UK data pours cold water over rate hike
Growth of 0.3% in second quarter in line with forecasts
THE POUND edged down yesterday after data showed Britain’s economy gathered only a little speed in the second quarter after almost stalling at the start of the year, pouring cold water on expectations for UK interest rate hikes in the coming months.
Growth of 0.3 percent in the quarter was up from 0.2 percent in the first three months of the year, in line with forecasts. But that figure is likely to cement expectations that the Bank of England (BoE) will keep interest rates on hold next week at their record low level.
The pound had risen to its strongest levels in 10 months against the dollar in recent weeks, as a series of hawkish comments from BoE officials drove expectations that rates could be raised soon, perhaps before the end of the year.
The BoE’s 2017 growth forecast, however, was for 1.9 percent. Yesterday’s data suggests that the economy grew just 1 percent in the first half of the year on an annualised basis.
The pound slipped to $1.3010 after the numbers, down from $1.3033 beforehand and leaving it down 0.1 percent on the day.
“The reason why a number even in line with expectations can be quite bearish (for the pound) is because it’s undershooting the Bank of England’s forecasts,” said BNP Paribas currency strategist Sam Lynton-Brown.
British government bond futures were little changed after the data, up 21 ticks on the day at 125.98 points, trading in line with German Bund futures.
Lynton-Brown added that the BoE may now start to rein in some of their hawkish language, which would be likely to weigh on both UK front-end yields and sterling. And he suggested the Bank’s hawkish tilt had been aimed at supporting the pound.
“They’ve been talking tough perhaps because they want to act soft – the language has been geared towards preventing the currency from weakening substantially further,” he said.
Against a broadly weaker euro, the pound was up 0.1 percent on the day at 89.28 pence. That was still less than a cent away from an eight-month low against the single currency plumbed last week.
Many analysts say sterling’s relative resiliency against the dollar in recent weeks is mainly down to weakness in the US currency, which has struggled on a run of weak US data as well as worries about political stability.

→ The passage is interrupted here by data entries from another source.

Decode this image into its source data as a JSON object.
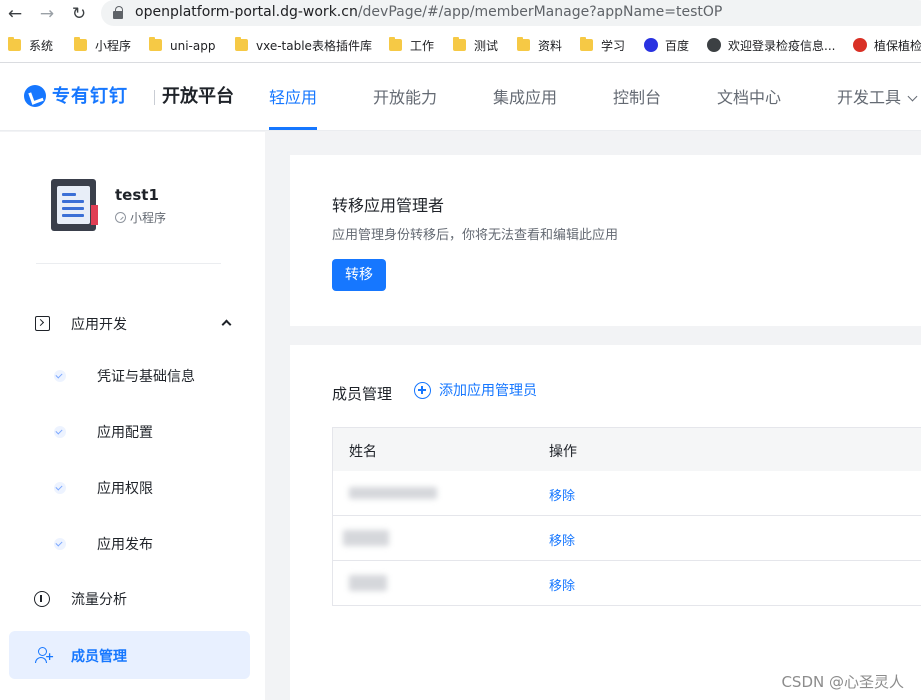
{
  "browser": {
    "url_host": "openplatform-portal.dg-work.cn",
    "url_path": "/devPage/#/app/memberManage?appName=testOP",
    "bookmarks": [
      "系统",
      "小程序",
      "uni-app",
      "vxe-table表格插件库",
      "工作",
      "测试",
      "资料",
      "学习",
      "百度",
      "欢迎登录检疫信息...",
      "植保植检"
    ]
  },
  "header": {
    "logo_text": "专有钉钉",
    "logo_sub": "开放平台",
    "nav": [
      "轻应用",
      "开放能力",
      "集成应用",
      "控制台",
      "文档中心",
      "开发工具"
    ],
    "active_nav": "轻应用"
  },
  "sidebar": {
    "app_name": "test1",
    "app_type": "小程序",
    "group_label": "应用开发",
    "sub_items": [
      "凭证与基础信息",
      "应用配置",
      "应用权限",
      "应用发布"
    ],
    "traffic_label": "流量分析",
    "member_label": "成员管理"
  },
  "transfer": {
    "title": "转移应用管理者",
    "desc": "应用管理身份转移后，你将无法查看和编辑此应用",
    "button": "转移"
  },
  "members": {
    "title": "成员管理",
    "add_label": "添加应用管理员",
    "columns": [
      "姓名",
      "操作"
    ],
    "rows": [
      {
        "action": "移除"
      },
      {
        "action": "移除"
      },
      {
        "action": "移除"
      }
    ]
  },
  "watermark": "CSDN @心圣灵人",
  "colors": {
    "accent": "#1677ff",
    "active_bg": "#e8f0ff"
  }
}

They also say that developments around Brexit will continue to be the main driver for the pound, which has fallen almost 14 percent against the dollar since last June’s referendum.
“The latest GDP figure comes in a week where the International Monetary Fund (IMF) has already revised UK growth forecasts for 2017 from 2 percent to 1.7 percent as ‘weaker-than-expected activity’ will have Brexit uncertainty written all over the IMF’s reasoning for the downgrade,” said Anthony Kurukgy, sales trader at Foenix Partners, a brokerage.